As the dusts settles (quite literally) around the landing of the Philae probe, scientists have confirmed that craft didn’t touch down just once – it actually bouncedon the surface of the comet twice.

But what’s happening here? Since when did spacecraft bounce?

Well, it’s all down to the comet's gravity. 67P/Churyumov-Gerasimenko may be an icy mass the size of a mountain, but gravity is an incredibly weak force (you overcome it every time you get out of bed in the morning) and it only really becomes noticeable with huge, planetary masses.

The comet's gravity is actually several hundred thousand times weaker than that on Earth and, to make matters worse, the uneven shape of the comet means that even this force varies over its surface.

Its gravity is so weak that scientists working on the Philae lander had to take account of the fact that even the slightest movement on the craft – say, adjusting a camera to look left or right – could be enough to lift it off the surface.

An artist's impression of the lander. It looks sturdy, but it essentially weighs just grams thanks to the low gravity.

To compensate for this they put thrusters on the top of the craft to push it into the surface (unlike the Curiosity rover which had thrusters on the bottom to stop it from slamming into Mars) as well as pair of harpoons and three ice screws to secure it in place once it was near enough.

Unfortunately, this is where things went wrong: the thrusters and harpoons failed for unknown reasons and consequently Philae rebounded.

Video courtesy of the Open University

Not hard (the craft was only travelling at a leisurely one metre per second) but enough to keep it airborne for several hours -imagine the lander barely moving as it floats hundreds of metres above the surface, attached by only a thin thread of gravity.

Thankfully, however, Philae has now definitely landed, although there’s still some concern about its long term prospects without harpoons to secure it in place.
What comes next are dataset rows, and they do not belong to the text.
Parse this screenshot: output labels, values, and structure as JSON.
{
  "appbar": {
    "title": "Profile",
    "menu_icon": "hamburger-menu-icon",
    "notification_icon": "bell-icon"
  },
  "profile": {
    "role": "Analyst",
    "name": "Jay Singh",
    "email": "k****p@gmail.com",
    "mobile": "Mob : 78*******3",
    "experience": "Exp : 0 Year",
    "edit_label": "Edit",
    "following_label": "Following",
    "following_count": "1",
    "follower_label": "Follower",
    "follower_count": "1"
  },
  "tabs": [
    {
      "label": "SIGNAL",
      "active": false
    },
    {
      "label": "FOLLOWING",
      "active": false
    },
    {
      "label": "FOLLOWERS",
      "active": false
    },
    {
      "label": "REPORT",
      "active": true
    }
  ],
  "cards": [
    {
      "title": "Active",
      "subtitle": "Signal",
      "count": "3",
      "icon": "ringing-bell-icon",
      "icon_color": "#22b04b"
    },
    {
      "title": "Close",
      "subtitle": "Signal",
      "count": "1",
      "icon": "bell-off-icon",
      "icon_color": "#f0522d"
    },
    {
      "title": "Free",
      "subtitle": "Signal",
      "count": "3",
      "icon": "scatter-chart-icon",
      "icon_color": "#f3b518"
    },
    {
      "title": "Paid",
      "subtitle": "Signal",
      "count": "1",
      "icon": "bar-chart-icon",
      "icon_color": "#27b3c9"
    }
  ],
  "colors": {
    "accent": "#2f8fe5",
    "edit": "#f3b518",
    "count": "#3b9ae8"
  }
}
"We are sitting with the weight of the lander somehow on the comet,” said Philae project manager Stephan Ulamec. “We are pretty sure where we landed the first time, and then we made quite a leap. Some people say it is in the order of 1 km high."